$815,691 - public health and health services

Bangladesh still faces high levels of inappropriate infant feeding leading to child undernutrition and delayed development. Effective programs are urgently needed to help reduce undernutrition and improve child development. This study in poor urban communities in Dhaka, Bangladesh, will see if long-term counselling provided by local women to mothers about appropriate infant feeding can improve child’s nutritional status, growth and cognitive function in their children at 5 years.

hSSB1: A key regulator of genome stability and potential cancer therapeutic target

Dr Derek Richard, Dr Emma Bolderson, Prof.

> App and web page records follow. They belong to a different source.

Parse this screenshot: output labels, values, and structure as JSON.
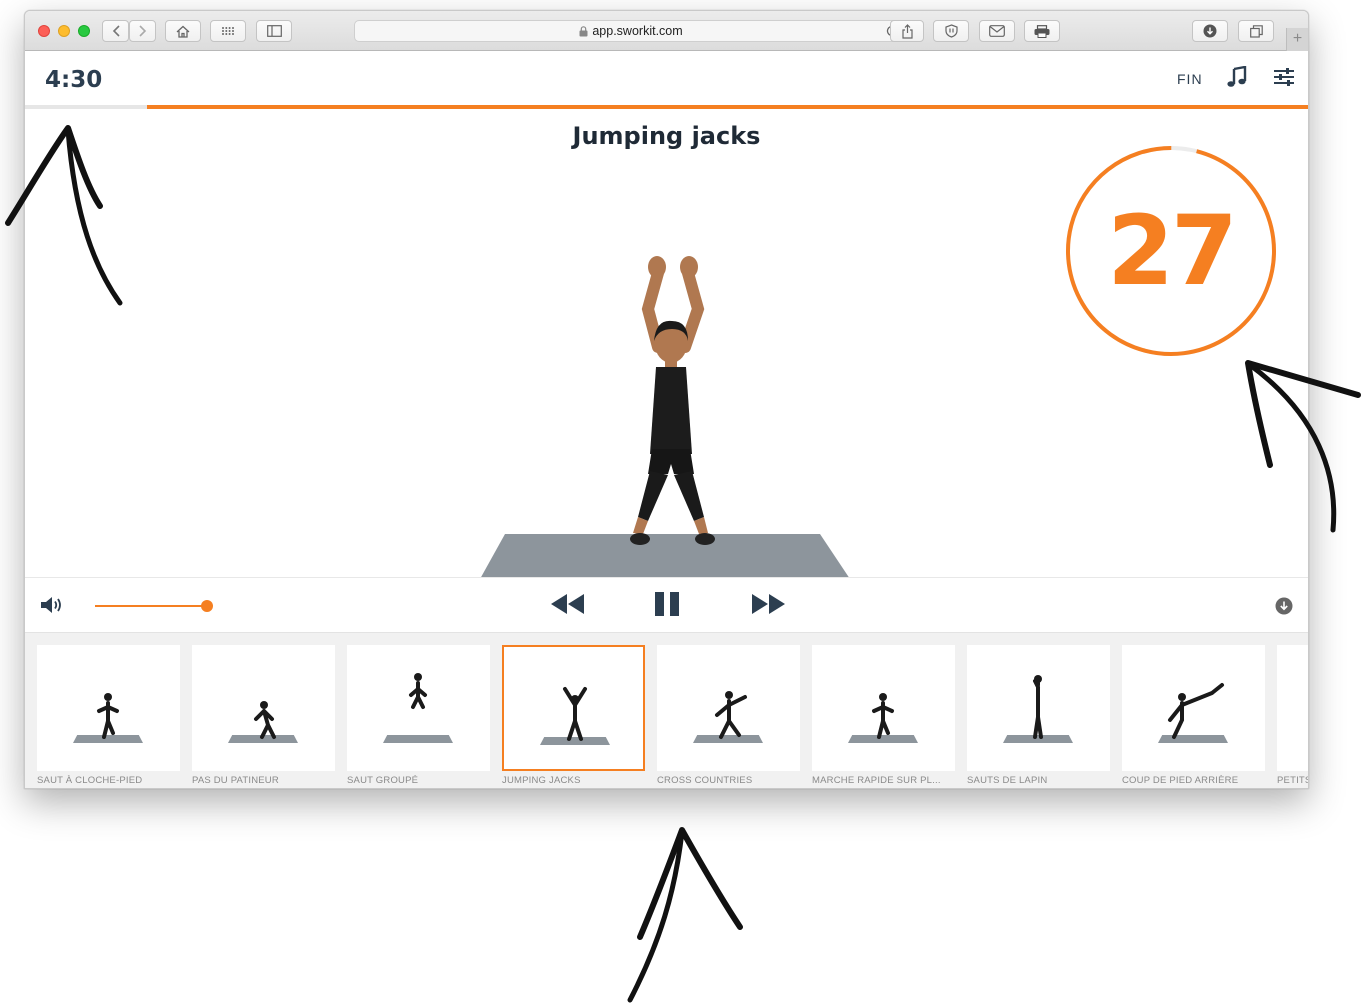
{
  "browser": {
    "url": "app.sworkit.com"
  },
  "header": {
    "timer": "4:30",
    "fin_label": "FIN",
    "progress_fraction": 0.905
  },
  "exercise": {
    "title": "Jumping jacks",
    "rep_counter": "27",
    "counter_fraction": 0.96
  },
  "controls": {
    "volume_level": 1.0
  },
  "strip": {
    "items": [
      {
        "label": "SAUT À CLOCHE-PIED",
        "active": false
      },
      {
        "label": "PAS DU PATINEUR",
        "active": false
      },
      {
        "label": "SAUT GROUPÉ",
        "active": false
      },
      {
        "label": "JUMPING JACKS",
        "active": true
      },
      {
        "label": "CROSS COUNTRIES",
        "active": false
      },
      {
        "label": "MARCHE RAPIDE SUR PL...",
        "active": false
      },
      {
        "label": "SAUTS DE LAPIN",
        "active": false
      },
      {
        "label": "COUP DE PIED ARRIÈRE",
        "active": false
      },
      {
        "label": "PETITS",
        "active": false
      }
    ]
  },
  "colors": {
    "accent": "#f57f21",
    "title": "#1f2a36",
    "strip_bg": "#f1f1f1"
  },
  "icons": [
    "back-icon",
    "forward-icon",
    "home-icon",
    "grid-icon",
    "sidebar-icon",
    "lock-icon",
    "reload-icon",
    "share-icon",
    "shield-icon",
    "mail-icon",
    "print-icon",
    "download-icon",
    "tabs-icon",
    "music-icon",
    "settings-icon",
    "volume-icon",
    "rewind-icon",
    "pause-icon",
    "fast-forward-icon",
    "scroll-down-icon"
  ]
}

Kenneth O'Byrne, Dr Liza Cubeddu (UWS School of Science and Health) via Queensland University of Technology

$599,222 - biochemistry and cell biology

Maintaining genetic stability is essential to protect us from disease such as cancer. It is also clear that once a cancer does form, it changes the genetic code to allow it to grow and evade drugs. This project will help us understand how these processes occur, providing insight into new ways to tackle cancer.


Preventing depression and reducing the impact of aphasia in stroke patients and their caregivers a year post onset via a brief early intervention: a cluster randomised control trial of the Action Success Knowledge (ASK) program.

Prof. Linda Worrall, Dr Ian Kneebone (UWS School of Social Sciences and Psychology), Prof. Nina Simmons-Mackie, Dr Asad Khan, Dr Kyla Brown, A/Prof. Tammy Hoffmann, Dr Emma Power, Prof. Leanne Togher, Dr Miranda Rose via University of Queensland

$1,270,185 - clinical sciences

Loss of language after stroke (aphasia) leads to problems with understanding, talking, reading and writing. Aphasia often leads to depression and poorer wellbeing for the person with aphasia and the caregiver. Our research has a) identified what it takes to live successfully with aphasia, b) translated the results to a program called ASK, and c) piloted ASK with promising outcomes in reducing symptoms of depression. We will measure the impact of ASK at 12 months post stroke.